There are two trails descending North Tripyramid toward Waterville Valley. The Mt. Tripyramid Trail descends a steep slide requiring scrambling. The other takes a the more gradual Scaur Ridge Trail. Despite potential views on the slide, it's used almost exclusively for climbing not descending due to steep, slabby pitches. I chose to descend on the Scaur Ridge Trail. The Scaur Ridge Trail offers little in the way of views, but is the preferred descent and was pretty easy.
After the Scaur Ridge Trail, I reached the Livermore Trail. Despite being called a trail, the Livermore trail is a dirt road. I followed it about 3.5 miles to its end near Waterville Valley. Since it is a dirt road, and nearly all downhill, the hiking along it goes by quickly. It follows streams most of the way with a few nice cascades. There are options to diverge from the Livermore Trail onto the trails near Waterville Valley.

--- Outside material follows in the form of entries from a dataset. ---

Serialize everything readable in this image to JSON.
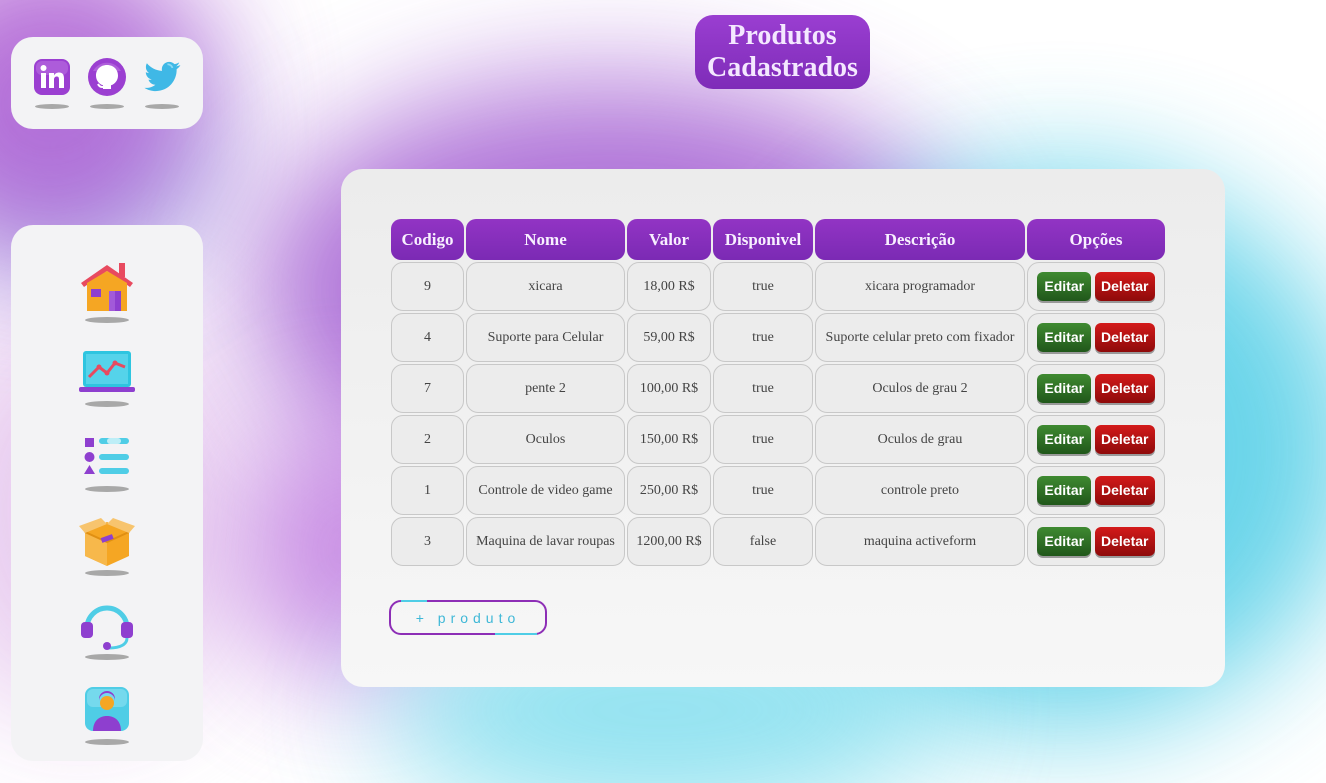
{
  "header": {
    "title_line1": "Produtos",
    "title_line2": "Cadastrados"
  },
  "social": {
    "items": [
      {
        "name": "linkedin-icon",
        "color": "#9b3fd1"
      },
      {
        "name": "github-icon",
        "color": "#9b3fd1"
      },
      {
        "name": "twitter-icon",
        "color": "#3fb8e6"
      }
    ]
  },
  "sidebar": {
    "items": [
      {
        "icon": "home-icon"
      },
      {
        "icon": "dashboard-chart-icon"
      },
      {
        "icon": "list-icon"
      },
      {
        "icon": "box-icon"
      },
      {
        "icon": "headset-support-icon"
      },
      {
        "icon": "user-profile-icon"
      }
    ]
  },
  "table": {
    "headers": [
      "Codigo",
      "Nome",
      "Valor",
      "Disponivel",
      "Descrição",
      "Opções"
    ],
    "rows": [
      {
        "codigo": "9",
        "nome": "xicara",
        "valor": "18,00 R$",
        "disponivel": "true",
        "descricao": "xicara programador"
      },
      {
        "codigo": "4",
        "nome": "Suporte para Celular",
        "valor": "59,00 R$",
        "disponivel": "true",
        "descricao": "Suporte celular preto com fixador"
      },
      {
        "codigo": "7",
        "nome": "pente 2",
        "valor": "100,00 R$",
        "disponivel": "true",
        "descricao": "Oculos de grau 2"
      },
      {
        "codigo": "2",
        "nome": "Oculos",
        "valor": "150,00 R$",
        "disponivel": "true",
        "descricao": "Oculos de grau"
      },
      {
        "codigo": "1",
        "nome": "Controle de video game",
        "valor": "250,00 R$",
        "disponivel": "true",
        "descricao": "controle preto"
      },
      {
        "codigo": "3",
        "nome": "Maquina de lavar roupas",
        "valor": "1200,00 R$",
        "disponivel": "false",
        "descricao": "maquina activeform"
      }
    ],
    "edit_label": "Editar",
    "delete_label": "Deletar"
  },
  "actions": {
    "add_product_label": "+ produto"
  },
  "colors": {
    "accent_purple": "#8a32c2",
    "accent_cyan": "#4fcde6",
    "edit_green": "#2f7026",
    "delete_red": "#b01212"
  }
}
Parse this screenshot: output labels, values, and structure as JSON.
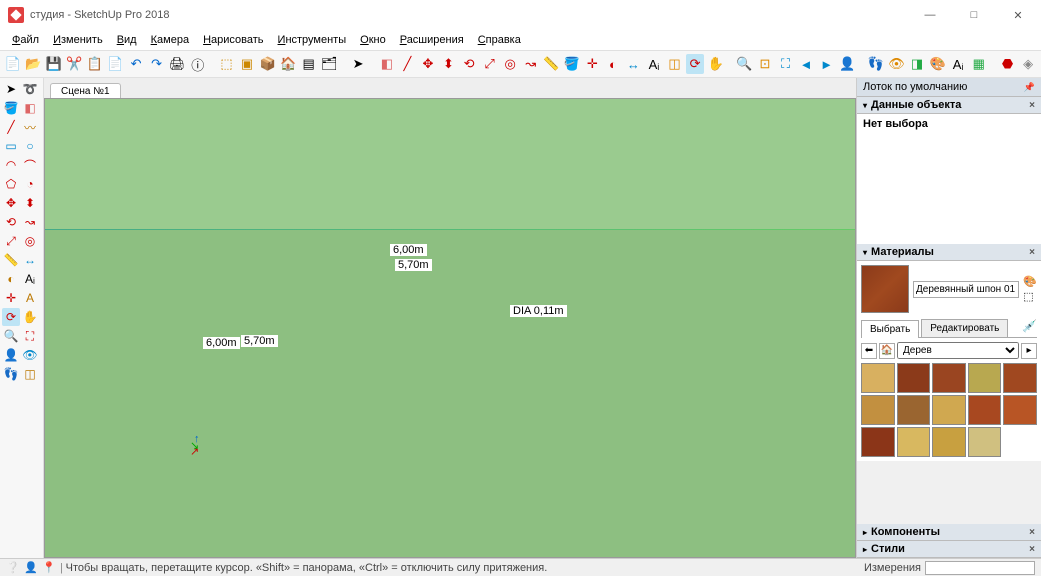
{
  "window": {
    "title": "студия - SketchUp Pro 2018"
  },
  "menu": [
    "Файл",
    "Изменить",
    "Вид",
    "Камера",
    "Нарисовать",
    "Инструменты",
    "Окно",
    "Расширения",
    "Справка"
  ],
  "scene_tab": "Сцена №1",
  "dims": {
    "top1": "6,00m",
    "top2": "5,70m",
    "left1": "6,00m",
    "left2": "5,70m",
    "dia": "DIA 0,11m"
  },
  "tray": {
    "title": "Лоток по умолчанию",
    "entity": {
      "header": "Данные объекта",
      "body": "Нет выбора"
    },
    "materials": {
      "header": "Материалы",
      "current_name": "Деревянный шпон 01",
      "tab_select": "Выбрать",
      "tab_edit": "Редактировать",
      "category": "Дерев",
      "swatches": [
        "#d8b060",
        "#8b3a1a",
        "#9a4521",
        "#b8a850",
        "#a04820",
        "#c29040",
        "#9a6530",
        "#d0a850",
        "#a84820",
        "#b85525",
        "#8b3518",
        "#d8b860",
        "#c8a040",
        "#d0c080"
      ]
    },
    "components": "Компоненты",
    "styles": "Стили"
  },
  "status": {
    "hint": "Чтобы вращать, перетащите курсор. «Shift» = панорама, «Ctrl» = отключить силу притяжения.",
    "meas_label": "Измерения"
  }
}
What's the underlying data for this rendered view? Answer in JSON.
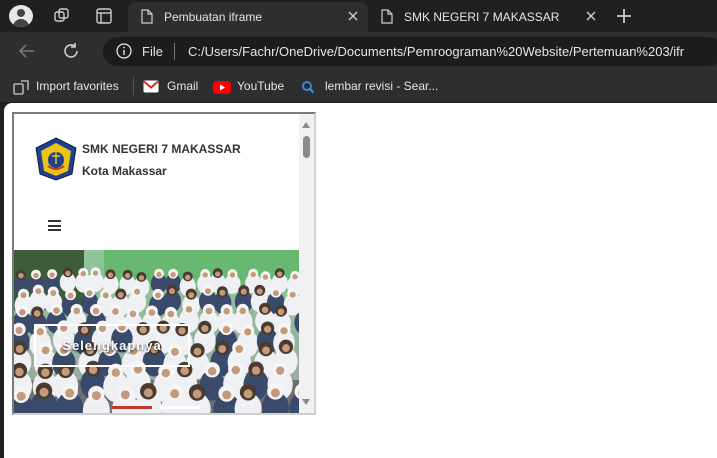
{
  "browser": {
    "tabs": [
      {
        "title": "Pembuatan iframe",
        "active": true
      },
      {
        "title": "SMK NEGERI 7 MAKASSAR",
        "active": false
      }
    ],
    "address": {
      "scheme": "File",
      "url": "C:/Users/Fachr/OneDrive/Documents/Pemroograman%20Website/Pertemuan%203/ifr"
    },
    "bookmarks": [
      {
        "label": "Import favorites",
        "icon": "import-favorites-icon"
      },
      {
        "label": "Gmail",
        "icon": "gmail-icon"
      },
      {
        "label": "YouTube",
        "icon": "youtube-icon"
      },
      {
        "label": "lembar revisi - Sear...",
        "icon": "search-icon"
      }
    ],
    "colors": {
      "chrome": "#202020",
      "toolbar": "#2e2e2e",
      "omnibox": "#1c1c1c",
      "youtube": "#ff0000"
    }
  },
  "iframe": {
    "school_name": "SMK NEGERI 7 MAKASSAR",
    "city": "Kota Makassar",
    "hero_button": "Selengkapnya",
    "slides": 2,
    "active_slide": 1,
    "colors": {
      "active_indicator": "#c0392b",
      "inactive_indicator": "#ffffff"
    }
  }
}
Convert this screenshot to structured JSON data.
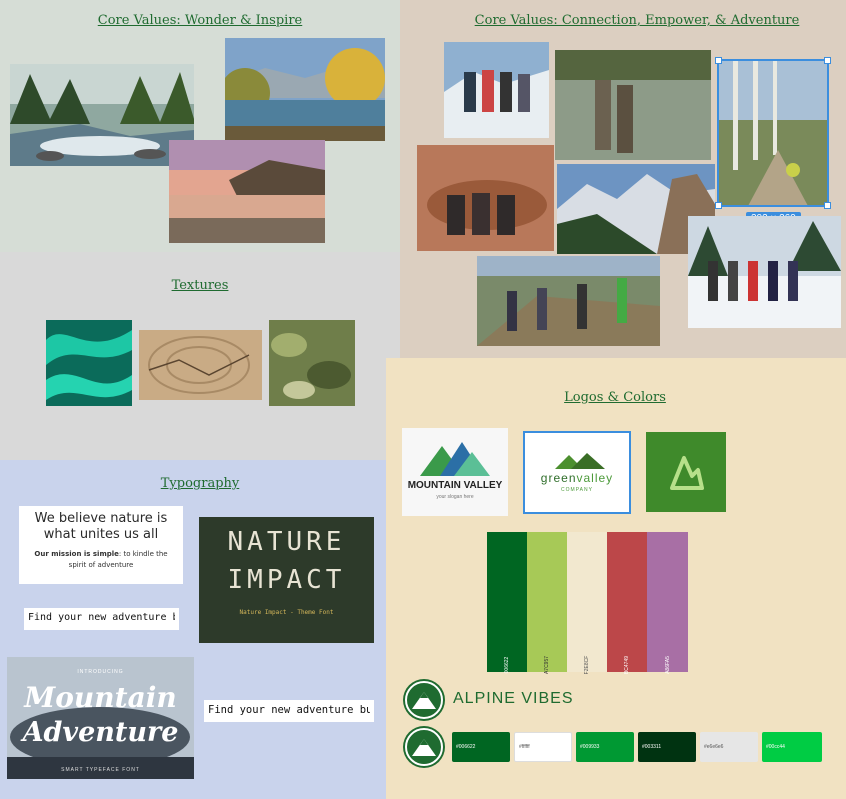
{
  "panels": {
    "wonder_title": "Core Values: Wonder & Inspire",
    "connection_title": "Core Values: Connection, Empower, & Adventure",
    "textures_title": "Textures",
    "typography_title": "Typography",
    "logos_title": "Logos & Colors"
  },
  "selection": {
    "dimensions": "202 × 269"
  },
  "typography": {
    "headline": "We believe nature is what unites us all",
    "mission_bold": "Our mission is simple",
    "mission_rest": ": to kindle the spirit of adventure",
    "tagline_1": "Find your new adventure buddy",
    "tagline_2": "Find your new adventure buddy",
    "nature_word_1": "NATURE",
    "nature_word_2": "IMPACT",
    "nature_sub": "Nature Impact - Theme Font",
    "mountain_word_1": "Mountain",
    "mountain_word_2": "Adventure",
    "mountain_top": "INTRODUCING",
    "mountain_sub": "SMART TYPEFACE FONT"
  },
  "logos": {
    "mountain_valley_name": "MOUNTAIN VALLEY",
    "mountain_valley_slogan": "your slogan here",
    "green_valley_name_1": "green",
    "green_valley_name_2": "valley",
    "green_valley_sub": "COMPANY",
    "alpine_name": "ALPINE VIBES"
  },
  "palette_swatches": [
    {
      "hex": "#006622",
      "label": "006622"
    },
    {
      "hex": "#A7C957",
      "label": "A7C957"
    },
    {
      "hex": "#F2E8CF",
      "label": "F2E8CF"
    },
    {
      "hex": "#BC4749",
      "label": "BC4749"
    },
    {
      "hex": "#A86FA5",
      "label": "A86FA5"
    }
  ],
  "alpine_chips": [
    {
      "hex": "#006622",
      "label": "#006622"
    },
    {
      "hex": "#ffffff",
      "label": "#ffffff"
    },
    {
      "hex": "#009933",
      "label": "#009933"
    },
    {
      "hex": "#003311",
      "label": "#003311"
    },
    {
      "hex": "#e6e6e6",
      "label": "#e6e6e6"
    },
    {
      "hex": "#00cc44",
      "label": "#00cc44"
    }
  ]
}
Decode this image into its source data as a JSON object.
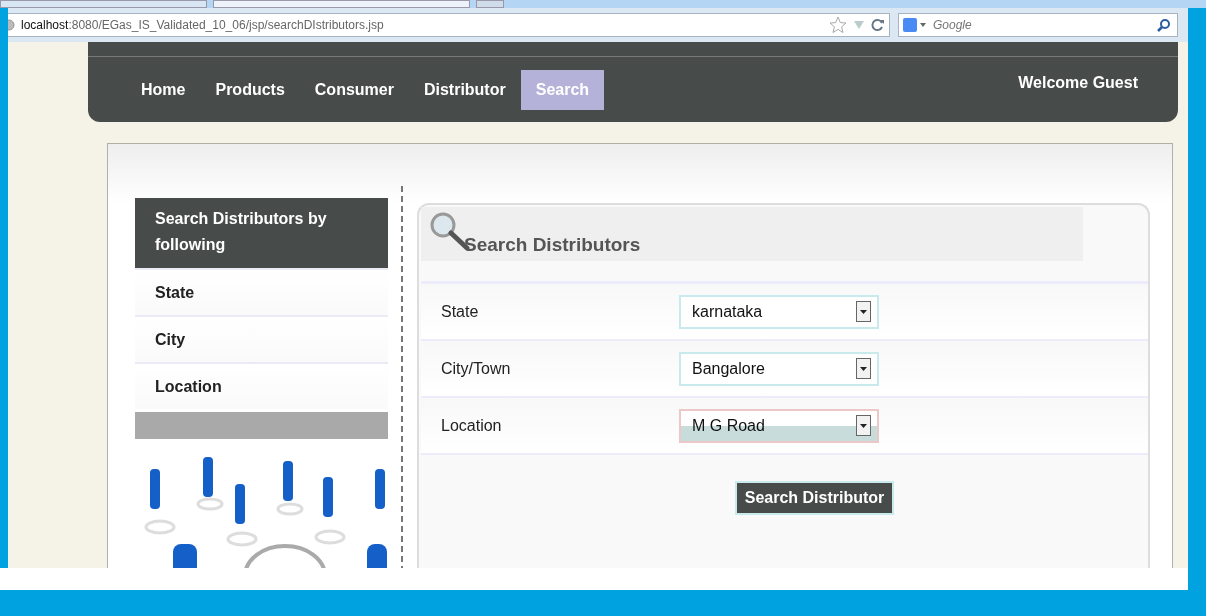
{
  "browser": {
    "url_host": "localhost",
    "url_path": ":8080/EGas_IS_Validated_10_06/jsp/searchDIstributors.jsp",
    "search_placeholder": "Google"
  },
  "nav": {
    "items": [
      {
        "label": "Home",
        "selected": false
      },
      {
        "label": "Products",
        "selected": false
      },
      {
        "label": "Consumer",
        "selected": false
      },
      {
        "label": "Distributor",
        "selected": false
      },
      {
        "label": "Search",
        "selected": true
      }
    ],
    "welcome": "Welcome Guest"
  },
  "sidebar": {
    "title": "Search Distributors by following",
    "items": [
      "State",
      "City",
      "Location"
    ]
  },
  "form": {
    "title": "Search Distributors",
    "fields": [
      {
        "label": "State",
        "value": "karnataka",
        "highlighted": false
      },
      {
        "label": "City/Town",
        "value": "Bangalore",
        "highlighted": false
      },
      {
        "label": "Location",
        "value": "M G Road",
        "highlighted": true
      }
    ],
    "button": "Search Distributor"
  }
}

I didn't use these trails, but they may provide a more scenic option.
|End of the Scaur Ridge Trail
|Pretty falls along the Livermore Trail
At the end of the Livermore Trail, I reached a road. A brief, couple minute walk brought me to a local bike trail called the Pipeline Trail. The Pipeline Trail traveled the last .6 miles of my hike to the parking lot at Waterville Valley Ski Area and my van. I finished my hike around 115PM. Before heading off from the trailhead, I splashed down my legs and feet in the creek near the trailhead and changed into a much less smelly set of clothes for the nearly five hour drive home.
|Final connection back to the beginning
of my hike
All said and done, my hike covered more than 81 miles (not including 1-2 miles in side trips) over four days. I climbed 11 4,000' peaks, a ranked peak of the New England 100 Highest, and a couple of additional unranked mountains. Over the course of the hike, I climbed more than 21,000 vertical feet.
Even though I had to eliminate a ten mile stretch of trail from my original plans due to time, I managed to have a pretty good trip. I still accomplished my goal to cover new terrain that I haven't visited before while climbing as many peaks along the way as I could manage. I also enjoy planning my own route on trips like this. This route worked out pretty well.
|Carrigain view toward Lafayette
Other than the first five hours or so of this trip that saw mist and rain, the weather stayed dry the rest of the hike. The night were never too cool, staying 50F or above. The days were a little warm after the rain, climbing to the 80s in the valleys. For September, the days were on the hazy and humid side for New Hampshire. I heard some of the haze may be attributed to Western wildfires. Perhaps the biggest weather oddity was the lack of wind. Nearly the entire hike was dead calm, even the summits. This is unusual in the Whites.
Having backpacked quite a few miles in the Whites by this point, I knew what to expect for terrain and conditions. Other than the particularly muddy and brushy conditions on the Cedar Brook and Shoal Pond Trails, nothing really caught me by surprise. Living in the Adirondacks, I'm fairly used to those conditions.
|One last shot with my hiking partner
If you enjoyed this post, check out and "LIKE" Tomcat's Outdoor Adventures on Facebook where I post photos more often and revisit past adventures.